START Task input

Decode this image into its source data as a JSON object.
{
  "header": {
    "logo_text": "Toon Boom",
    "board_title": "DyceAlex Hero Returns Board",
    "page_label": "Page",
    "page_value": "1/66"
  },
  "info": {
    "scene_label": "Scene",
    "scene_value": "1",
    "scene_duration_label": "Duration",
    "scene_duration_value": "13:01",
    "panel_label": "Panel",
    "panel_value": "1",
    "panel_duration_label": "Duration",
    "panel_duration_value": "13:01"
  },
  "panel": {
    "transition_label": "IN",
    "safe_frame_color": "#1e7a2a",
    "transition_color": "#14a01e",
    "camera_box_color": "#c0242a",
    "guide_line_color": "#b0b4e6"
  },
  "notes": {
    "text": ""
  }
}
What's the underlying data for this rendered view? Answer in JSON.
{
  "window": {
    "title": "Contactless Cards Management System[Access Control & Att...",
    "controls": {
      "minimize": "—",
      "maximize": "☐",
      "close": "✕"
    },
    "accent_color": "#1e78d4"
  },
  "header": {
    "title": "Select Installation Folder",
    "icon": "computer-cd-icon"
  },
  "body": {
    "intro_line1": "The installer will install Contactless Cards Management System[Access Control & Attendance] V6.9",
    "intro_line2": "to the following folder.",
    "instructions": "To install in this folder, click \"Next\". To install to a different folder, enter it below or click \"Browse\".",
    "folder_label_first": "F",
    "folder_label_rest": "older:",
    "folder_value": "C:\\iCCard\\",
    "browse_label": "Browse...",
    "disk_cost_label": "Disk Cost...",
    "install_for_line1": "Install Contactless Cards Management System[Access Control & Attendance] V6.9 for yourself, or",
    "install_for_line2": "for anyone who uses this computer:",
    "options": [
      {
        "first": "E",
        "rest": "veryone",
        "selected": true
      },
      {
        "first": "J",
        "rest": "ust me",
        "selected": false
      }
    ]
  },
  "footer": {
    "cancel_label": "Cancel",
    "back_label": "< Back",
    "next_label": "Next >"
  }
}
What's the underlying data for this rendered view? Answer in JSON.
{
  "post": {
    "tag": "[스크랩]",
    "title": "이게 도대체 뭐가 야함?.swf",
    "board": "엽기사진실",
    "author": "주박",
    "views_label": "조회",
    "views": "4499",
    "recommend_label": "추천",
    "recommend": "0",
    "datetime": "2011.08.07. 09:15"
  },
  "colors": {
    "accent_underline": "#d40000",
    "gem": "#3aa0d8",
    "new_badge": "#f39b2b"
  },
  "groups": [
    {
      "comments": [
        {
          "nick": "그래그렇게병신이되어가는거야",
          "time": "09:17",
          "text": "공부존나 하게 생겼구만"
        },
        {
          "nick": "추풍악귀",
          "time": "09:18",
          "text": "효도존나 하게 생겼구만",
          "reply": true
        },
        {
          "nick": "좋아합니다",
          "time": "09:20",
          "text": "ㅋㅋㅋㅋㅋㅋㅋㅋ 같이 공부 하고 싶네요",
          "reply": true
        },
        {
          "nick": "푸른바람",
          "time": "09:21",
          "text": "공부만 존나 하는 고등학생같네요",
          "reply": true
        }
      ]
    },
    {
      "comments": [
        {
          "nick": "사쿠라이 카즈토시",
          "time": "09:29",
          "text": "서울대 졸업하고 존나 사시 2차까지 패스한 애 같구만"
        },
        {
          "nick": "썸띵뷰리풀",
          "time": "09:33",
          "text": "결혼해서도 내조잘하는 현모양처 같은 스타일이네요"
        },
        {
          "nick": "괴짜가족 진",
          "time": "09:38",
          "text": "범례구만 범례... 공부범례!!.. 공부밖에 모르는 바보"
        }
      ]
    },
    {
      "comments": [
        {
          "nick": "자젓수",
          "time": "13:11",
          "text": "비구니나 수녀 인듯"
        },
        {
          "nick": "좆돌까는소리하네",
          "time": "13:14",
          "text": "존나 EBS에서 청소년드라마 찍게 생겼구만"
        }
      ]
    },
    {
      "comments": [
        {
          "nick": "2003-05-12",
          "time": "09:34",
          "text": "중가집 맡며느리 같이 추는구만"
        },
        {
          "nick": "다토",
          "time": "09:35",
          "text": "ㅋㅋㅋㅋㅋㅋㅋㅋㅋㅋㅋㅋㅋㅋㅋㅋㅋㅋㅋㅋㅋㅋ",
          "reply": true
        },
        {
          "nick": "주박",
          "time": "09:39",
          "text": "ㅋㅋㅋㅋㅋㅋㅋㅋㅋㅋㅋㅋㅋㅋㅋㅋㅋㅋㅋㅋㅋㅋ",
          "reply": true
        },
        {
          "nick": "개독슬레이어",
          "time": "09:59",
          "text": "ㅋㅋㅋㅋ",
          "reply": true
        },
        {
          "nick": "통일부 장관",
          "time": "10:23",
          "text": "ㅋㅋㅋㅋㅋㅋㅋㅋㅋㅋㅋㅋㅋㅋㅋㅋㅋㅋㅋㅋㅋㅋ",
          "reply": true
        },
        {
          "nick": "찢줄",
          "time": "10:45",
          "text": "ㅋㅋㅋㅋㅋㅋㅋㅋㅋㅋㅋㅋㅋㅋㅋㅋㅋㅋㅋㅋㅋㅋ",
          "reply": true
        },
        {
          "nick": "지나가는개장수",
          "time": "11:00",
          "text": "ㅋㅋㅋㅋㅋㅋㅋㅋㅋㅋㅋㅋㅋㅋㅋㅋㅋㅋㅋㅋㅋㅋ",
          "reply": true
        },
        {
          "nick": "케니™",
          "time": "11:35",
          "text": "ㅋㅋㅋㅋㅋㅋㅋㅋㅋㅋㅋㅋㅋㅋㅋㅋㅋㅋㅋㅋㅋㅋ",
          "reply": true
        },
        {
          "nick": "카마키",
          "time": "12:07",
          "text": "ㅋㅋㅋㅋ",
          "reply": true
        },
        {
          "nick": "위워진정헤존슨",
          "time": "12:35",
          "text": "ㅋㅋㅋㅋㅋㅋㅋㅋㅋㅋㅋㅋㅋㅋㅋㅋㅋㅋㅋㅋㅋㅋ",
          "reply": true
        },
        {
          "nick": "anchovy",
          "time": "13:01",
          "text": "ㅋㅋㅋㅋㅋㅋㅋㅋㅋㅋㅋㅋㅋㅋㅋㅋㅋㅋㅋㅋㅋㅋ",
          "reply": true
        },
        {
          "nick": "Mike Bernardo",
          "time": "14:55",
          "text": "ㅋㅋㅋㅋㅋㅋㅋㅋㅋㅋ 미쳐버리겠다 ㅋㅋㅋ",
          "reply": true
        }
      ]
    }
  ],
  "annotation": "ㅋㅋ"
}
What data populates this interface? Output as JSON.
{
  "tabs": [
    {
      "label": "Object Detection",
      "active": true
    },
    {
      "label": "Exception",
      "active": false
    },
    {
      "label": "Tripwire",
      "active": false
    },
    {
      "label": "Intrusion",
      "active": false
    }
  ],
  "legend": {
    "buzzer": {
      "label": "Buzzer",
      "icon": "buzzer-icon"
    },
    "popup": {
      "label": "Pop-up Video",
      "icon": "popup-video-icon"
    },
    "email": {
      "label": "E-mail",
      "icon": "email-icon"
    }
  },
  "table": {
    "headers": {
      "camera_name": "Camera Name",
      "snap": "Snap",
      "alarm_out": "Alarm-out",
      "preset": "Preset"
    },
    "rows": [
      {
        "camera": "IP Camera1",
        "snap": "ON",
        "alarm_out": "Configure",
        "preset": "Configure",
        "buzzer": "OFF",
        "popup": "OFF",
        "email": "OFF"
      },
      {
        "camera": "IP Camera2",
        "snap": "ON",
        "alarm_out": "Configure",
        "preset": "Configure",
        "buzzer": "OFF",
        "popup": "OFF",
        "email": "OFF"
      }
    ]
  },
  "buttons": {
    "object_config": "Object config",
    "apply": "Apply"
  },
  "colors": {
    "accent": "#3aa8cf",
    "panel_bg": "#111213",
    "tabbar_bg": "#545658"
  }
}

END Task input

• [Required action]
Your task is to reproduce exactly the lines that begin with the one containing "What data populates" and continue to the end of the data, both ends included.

• [Result of this task]
What data populates this interface? Output as JSON.
{
  "tabs": [
    {
      "label": "Object Detection",
      "active": true
    },
    {
      "label": "Exception",
      "active": false
    },
    {
      "label": "Tripwire",
      "active": false
    },
    {
      "label": "Intrusion",
      "active": false
    }
  ],
  "legend": {
    "buzzer": {
      "label": "Buzzer",
      "icon": "buzzer-icon"
    },
    "popup": {
      "label": "Pop-up Video",
      "icon": "popup-video-icon"
    },
    "email": {
      "label": "E-mail",
      "icon": "email-icon"
    }
  },
  "table": {
    "headers": {
      "camera_name": "Camera Name",
      "snap": "Snap",
      "alarm_out": "Alarm-out",
      "preset": "Preset"
    },
    "rows": [
      {
        "camera": "IP Camera1",
        "snap": "ON",
        "alarm_out": "Configure",
        "preset": "Configure",
        "buzzer": "OFF",
        "popup": "OFF",
        "email": "OFF"
      },
      {
        "camera": "IP Camera2",
        "snap": "ON",
        "alarm_out": "Configure",
        "preset": "Configure",
        "buzzer": "OFF",
        "popup": "OFF",
        "email": "OFF"
      }
    ]
  },
  "buttons": {
    "object_config": "Object config",
    "apply": "Apply"
  },
  "colors": {
    "accent": "#3aa8cf",
    "panel_bg": "#111213",
    "tabbar_bg": "#545658"
  }
}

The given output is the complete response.